It is day one, you have signed the new contract, agreed to objectives and KPI's, your first paycheck is waiting to get signed and you are opening the door to the office for the first time. Once you have your lap top, phone, notebook, airline pass, stationary draw and business cards printed you have to take the next step to success.

What is it and what should you be doing now?

When you take on a new role in an organization, particularly a more senior role it is assumed by your employer that you have the necessary skills to run the operation and not need your hand held.

In some cases there may be a handover from a previous owner or from a departing predecessor but in most cases this would not be so and you are left holding the baby from the day you commence.

So what should you do if this is indeed the case? How should you spend your first few months in the business?

  1. Visit and analyze top customers, the number of top customers will be dependent upon how many and how large they are. It is a good rule of thumb to look t the customers who determine the top 20% of revenue.
  • Determine what the status of the relationship is
  • Determine the sales level and areas off opportunity
  • Determine level of risk.
  • Gauge customer feedback, issues and concerns
  • Determine the financial status of the business. What is driving the current level of revenue and how is it being measured.
    • Cash cows
    • Divest
    • Hold
    • Current cash-flow
    • Current asset levels
  • Determine what state the staff is currently in.
    • What is morale like
    • What immediate staff issues need to be addressed
    • Are there PD’s and contracts in place currently.
    • What is the current structure and does it work for you.
  • Determine what the overall strategy is for the business.
    • Marketing
    • Market
    • Product development
    • Agencies
    • New Markets
    • New products
    • New channels
  • Implement regular review meetings
  • Introduce staff communiqué meetings, state of the nations
  • Implement weekly and monthly management meetings
  • Sales, Operations and marketing as necessary
  • Warehouse and distribution:
    • What process for measurement.
    • What controls on inventory management.

    Day 100 Take a breath:

    After 100 days of intense investigative work and analysis you should have a good and basic understanding of the business.

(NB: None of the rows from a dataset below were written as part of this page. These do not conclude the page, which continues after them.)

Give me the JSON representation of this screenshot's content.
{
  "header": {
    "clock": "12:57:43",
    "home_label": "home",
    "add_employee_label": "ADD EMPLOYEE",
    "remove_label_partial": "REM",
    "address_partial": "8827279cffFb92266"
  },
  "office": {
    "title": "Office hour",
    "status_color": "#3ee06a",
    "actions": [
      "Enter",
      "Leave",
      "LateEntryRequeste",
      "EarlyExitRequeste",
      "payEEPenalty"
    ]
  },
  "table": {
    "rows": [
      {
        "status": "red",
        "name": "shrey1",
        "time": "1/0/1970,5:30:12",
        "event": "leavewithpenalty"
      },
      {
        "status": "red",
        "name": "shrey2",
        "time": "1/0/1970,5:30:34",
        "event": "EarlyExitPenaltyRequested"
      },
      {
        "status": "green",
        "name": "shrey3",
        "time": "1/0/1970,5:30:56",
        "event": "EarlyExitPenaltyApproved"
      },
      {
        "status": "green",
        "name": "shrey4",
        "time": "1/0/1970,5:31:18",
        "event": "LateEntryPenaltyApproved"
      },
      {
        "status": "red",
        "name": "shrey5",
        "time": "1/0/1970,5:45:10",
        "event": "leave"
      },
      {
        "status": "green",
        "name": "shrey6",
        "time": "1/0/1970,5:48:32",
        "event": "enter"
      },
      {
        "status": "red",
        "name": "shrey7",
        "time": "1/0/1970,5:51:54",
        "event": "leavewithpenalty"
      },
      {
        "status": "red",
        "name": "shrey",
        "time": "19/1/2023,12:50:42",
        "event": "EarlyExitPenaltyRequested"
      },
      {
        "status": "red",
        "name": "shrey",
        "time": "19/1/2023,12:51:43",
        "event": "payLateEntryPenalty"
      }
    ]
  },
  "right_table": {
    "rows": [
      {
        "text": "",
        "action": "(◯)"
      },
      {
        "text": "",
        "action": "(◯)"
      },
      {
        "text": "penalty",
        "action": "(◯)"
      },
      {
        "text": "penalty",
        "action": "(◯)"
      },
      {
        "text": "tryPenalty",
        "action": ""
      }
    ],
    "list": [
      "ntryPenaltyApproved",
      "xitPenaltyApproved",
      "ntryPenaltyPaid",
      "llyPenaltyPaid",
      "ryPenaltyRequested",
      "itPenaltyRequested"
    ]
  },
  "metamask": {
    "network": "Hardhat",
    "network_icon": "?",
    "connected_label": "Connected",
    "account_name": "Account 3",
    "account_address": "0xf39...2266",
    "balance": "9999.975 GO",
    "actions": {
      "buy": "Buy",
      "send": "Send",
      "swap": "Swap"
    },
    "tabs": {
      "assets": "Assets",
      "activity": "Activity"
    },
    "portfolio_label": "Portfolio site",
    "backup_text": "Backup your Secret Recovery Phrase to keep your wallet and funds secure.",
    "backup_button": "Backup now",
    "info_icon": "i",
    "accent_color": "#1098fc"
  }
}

    If the business is in a sphere you have been in before your own experience will tell you what needs to be done to achieve the goals set by your superiors.

    If not, then after the 100 days there should be enough material to begin to make some decisions, set strategy and begin to make some changes to grow, develop, shrink, if necessary, the business.

    In my years of Management experience it has always been a question of how ‘tough’ one needs to be to get the business to a state that is humming. Sales are growing, new business is being sought and procured, customers are happy, bottom line is secure at worst and growing at best.


    There is no thing better than being able to get to the grips of a business in a very short period of time. 100 days is a short period, just over 3 months but it is doable. Usually after this period of time then habits and familiarity have begun to creep which begins to cloud judgement and make the obvious seem less so.

    I hope this helps.